**EXERCISE DETAILS:** Check each line of the records below and collect those that include the word "size".

Interface dataset entries
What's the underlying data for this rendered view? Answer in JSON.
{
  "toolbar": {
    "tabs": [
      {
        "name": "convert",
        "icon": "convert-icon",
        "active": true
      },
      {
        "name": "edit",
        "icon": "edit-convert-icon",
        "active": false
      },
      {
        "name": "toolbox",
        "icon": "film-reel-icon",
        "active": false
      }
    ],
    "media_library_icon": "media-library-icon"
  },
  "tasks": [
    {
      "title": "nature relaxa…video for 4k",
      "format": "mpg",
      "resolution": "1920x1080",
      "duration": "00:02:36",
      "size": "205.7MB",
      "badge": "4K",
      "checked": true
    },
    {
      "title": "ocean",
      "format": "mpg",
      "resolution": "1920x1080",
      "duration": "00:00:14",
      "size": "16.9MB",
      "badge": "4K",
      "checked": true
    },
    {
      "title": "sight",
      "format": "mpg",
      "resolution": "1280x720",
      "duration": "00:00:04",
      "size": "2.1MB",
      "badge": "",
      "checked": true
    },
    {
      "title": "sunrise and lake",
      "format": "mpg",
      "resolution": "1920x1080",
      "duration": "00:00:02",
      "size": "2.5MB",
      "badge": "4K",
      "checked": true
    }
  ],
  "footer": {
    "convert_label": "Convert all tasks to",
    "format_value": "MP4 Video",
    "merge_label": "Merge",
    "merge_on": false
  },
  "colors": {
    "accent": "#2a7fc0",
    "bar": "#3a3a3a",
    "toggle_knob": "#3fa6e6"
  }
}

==

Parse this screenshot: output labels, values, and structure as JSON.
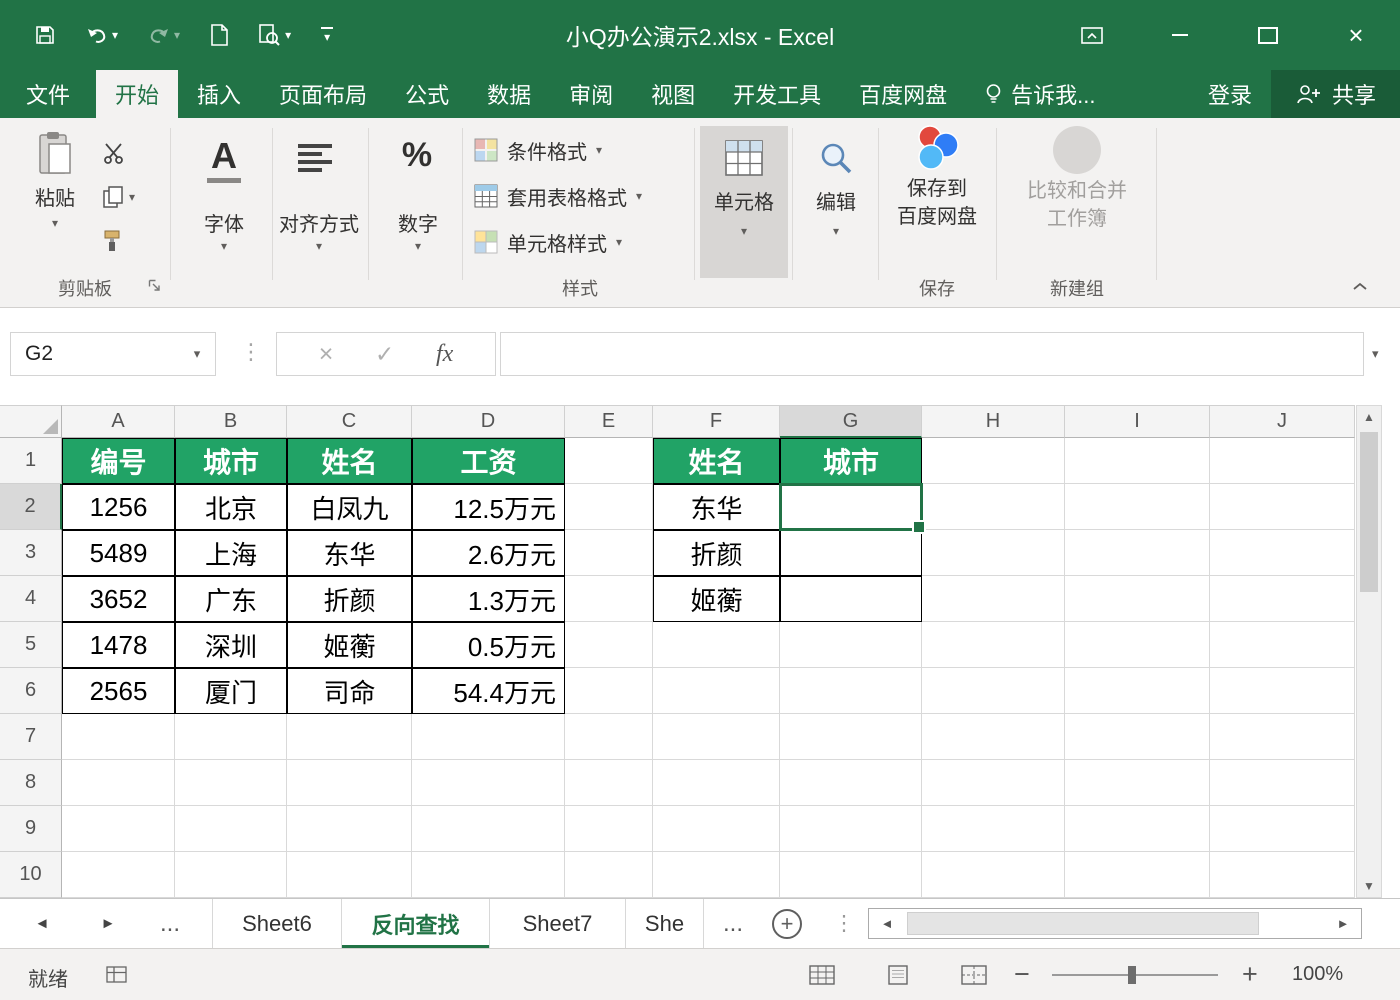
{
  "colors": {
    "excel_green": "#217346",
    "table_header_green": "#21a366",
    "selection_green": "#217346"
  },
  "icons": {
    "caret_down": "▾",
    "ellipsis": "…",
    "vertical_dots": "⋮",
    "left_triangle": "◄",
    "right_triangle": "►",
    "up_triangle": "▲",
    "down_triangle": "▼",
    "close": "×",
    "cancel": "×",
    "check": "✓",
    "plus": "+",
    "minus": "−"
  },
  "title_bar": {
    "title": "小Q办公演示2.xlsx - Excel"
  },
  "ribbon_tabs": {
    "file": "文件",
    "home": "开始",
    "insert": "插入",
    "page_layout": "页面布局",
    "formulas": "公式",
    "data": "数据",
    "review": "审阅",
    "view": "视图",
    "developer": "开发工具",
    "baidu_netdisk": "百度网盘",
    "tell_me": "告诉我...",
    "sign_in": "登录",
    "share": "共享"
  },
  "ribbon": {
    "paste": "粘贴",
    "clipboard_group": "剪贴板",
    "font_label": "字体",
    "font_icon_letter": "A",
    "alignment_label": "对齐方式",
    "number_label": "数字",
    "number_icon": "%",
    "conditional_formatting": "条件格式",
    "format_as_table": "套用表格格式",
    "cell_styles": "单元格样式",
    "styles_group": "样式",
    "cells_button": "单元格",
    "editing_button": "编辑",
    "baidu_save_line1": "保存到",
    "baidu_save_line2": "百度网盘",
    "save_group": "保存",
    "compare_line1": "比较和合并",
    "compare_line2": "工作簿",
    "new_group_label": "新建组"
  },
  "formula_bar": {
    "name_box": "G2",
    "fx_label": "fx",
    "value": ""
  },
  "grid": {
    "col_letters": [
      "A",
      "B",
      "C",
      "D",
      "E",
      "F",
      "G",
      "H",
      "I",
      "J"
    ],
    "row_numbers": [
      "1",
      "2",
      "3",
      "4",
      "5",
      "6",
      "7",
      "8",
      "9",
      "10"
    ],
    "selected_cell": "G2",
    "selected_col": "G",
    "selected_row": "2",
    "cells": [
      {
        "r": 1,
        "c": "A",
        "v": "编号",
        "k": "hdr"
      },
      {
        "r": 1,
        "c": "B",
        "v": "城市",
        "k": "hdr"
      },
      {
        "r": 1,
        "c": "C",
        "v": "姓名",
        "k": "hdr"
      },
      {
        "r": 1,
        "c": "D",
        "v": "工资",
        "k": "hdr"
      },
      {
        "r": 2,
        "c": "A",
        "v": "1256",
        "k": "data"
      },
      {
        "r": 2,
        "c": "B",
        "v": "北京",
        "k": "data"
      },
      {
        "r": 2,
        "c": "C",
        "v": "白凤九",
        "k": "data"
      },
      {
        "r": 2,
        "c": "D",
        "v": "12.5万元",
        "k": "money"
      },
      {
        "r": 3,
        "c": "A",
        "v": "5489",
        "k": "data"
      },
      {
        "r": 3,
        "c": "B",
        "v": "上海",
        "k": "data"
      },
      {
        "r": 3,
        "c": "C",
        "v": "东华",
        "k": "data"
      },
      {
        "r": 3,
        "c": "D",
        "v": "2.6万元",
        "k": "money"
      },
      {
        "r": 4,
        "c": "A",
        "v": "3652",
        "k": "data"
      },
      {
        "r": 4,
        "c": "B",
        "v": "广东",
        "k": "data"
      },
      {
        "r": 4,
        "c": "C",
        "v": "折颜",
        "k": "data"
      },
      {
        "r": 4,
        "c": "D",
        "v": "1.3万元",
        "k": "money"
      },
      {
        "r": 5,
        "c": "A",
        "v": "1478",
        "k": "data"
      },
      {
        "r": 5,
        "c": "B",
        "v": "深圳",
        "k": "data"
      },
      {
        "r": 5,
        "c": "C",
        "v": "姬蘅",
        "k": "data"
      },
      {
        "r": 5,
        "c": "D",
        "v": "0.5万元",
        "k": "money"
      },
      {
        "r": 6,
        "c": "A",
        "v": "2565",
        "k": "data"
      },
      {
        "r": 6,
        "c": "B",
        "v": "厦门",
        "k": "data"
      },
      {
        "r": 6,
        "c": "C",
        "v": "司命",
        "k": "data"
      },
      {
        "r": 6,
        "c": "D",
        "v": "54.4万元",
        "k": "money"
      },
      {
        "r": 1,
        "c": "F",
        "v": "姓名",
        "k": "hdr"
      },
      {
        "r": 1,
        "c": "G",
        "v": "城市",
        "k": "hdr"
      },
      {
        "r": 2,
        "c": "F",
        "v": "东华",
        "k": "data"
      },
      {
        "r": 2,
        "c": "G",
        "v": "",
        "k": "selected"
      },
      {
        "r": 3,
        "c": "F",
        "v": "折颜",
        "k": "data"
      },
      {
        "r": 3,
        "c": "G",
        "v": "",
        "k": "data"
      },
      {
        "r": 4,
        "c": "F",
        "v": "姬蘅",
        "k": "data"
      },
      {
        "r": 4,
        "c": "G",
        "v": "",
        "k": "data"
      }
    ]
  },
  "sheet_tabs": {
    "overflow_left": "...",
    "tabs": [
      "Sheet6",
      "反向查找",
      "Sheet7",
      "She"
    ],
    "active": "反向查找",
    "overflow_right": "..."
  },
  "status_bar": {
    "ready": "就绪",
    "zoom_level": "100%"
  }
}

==

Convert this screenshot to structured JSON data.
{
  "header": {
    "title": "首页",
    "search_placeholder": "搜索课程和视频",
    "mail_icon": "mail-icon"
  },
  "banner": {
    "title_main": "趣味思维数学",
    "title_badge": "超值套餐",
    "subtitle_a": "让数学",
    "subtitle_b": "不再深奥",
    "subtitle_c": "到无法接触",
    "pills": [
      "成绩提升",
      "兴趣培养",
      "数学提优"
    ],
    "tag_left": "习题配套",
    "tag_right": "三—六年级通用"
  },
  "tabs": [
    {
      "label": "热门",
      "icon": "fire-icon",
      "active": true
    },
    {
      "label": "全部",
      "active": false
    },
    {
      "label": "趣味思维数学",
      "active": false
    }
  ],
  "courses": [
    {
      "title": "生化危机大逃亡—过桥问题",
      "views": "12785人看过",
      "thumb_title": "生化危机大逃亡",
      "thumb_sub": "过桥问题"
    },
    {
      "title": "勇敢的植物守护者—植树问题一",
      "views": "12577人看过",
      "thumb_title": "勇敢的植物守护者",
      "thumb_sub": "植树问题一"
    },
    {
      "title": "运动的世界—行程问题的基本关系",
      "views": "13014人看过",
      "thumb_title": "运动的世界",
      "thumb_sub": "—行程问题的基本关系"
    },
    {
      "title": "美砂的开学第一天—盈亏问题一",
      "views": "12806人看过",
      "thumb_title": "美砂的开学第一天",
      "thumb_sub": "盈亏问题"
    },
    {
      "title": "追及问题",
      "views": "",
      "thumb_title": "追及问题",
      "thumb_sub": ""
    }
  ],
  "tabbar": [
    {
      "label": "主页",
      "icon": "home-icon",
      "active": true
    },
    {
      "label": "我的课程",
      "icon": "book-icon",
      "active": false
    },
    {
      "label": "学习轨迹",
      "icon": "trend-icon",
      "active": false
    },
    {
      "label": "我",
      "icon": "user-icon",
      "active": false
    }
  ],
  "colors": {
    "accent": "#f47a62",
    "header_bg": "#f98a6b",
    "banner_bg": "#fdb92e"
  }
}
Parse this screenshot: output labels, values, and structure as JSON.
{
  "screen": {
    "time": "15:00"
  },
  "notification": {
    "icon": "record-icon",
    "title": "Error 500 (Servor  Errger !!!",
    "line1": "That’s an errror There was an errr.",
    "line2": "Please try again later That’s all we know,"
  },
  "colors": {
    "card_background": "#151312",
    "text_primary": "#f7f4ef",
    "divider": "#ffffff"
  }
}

**ANSWER SPACE:**
      "size": "205.7MB",
      "size": "16.9MB",
      "size": "2.1MB",
      "size": "2.5MB",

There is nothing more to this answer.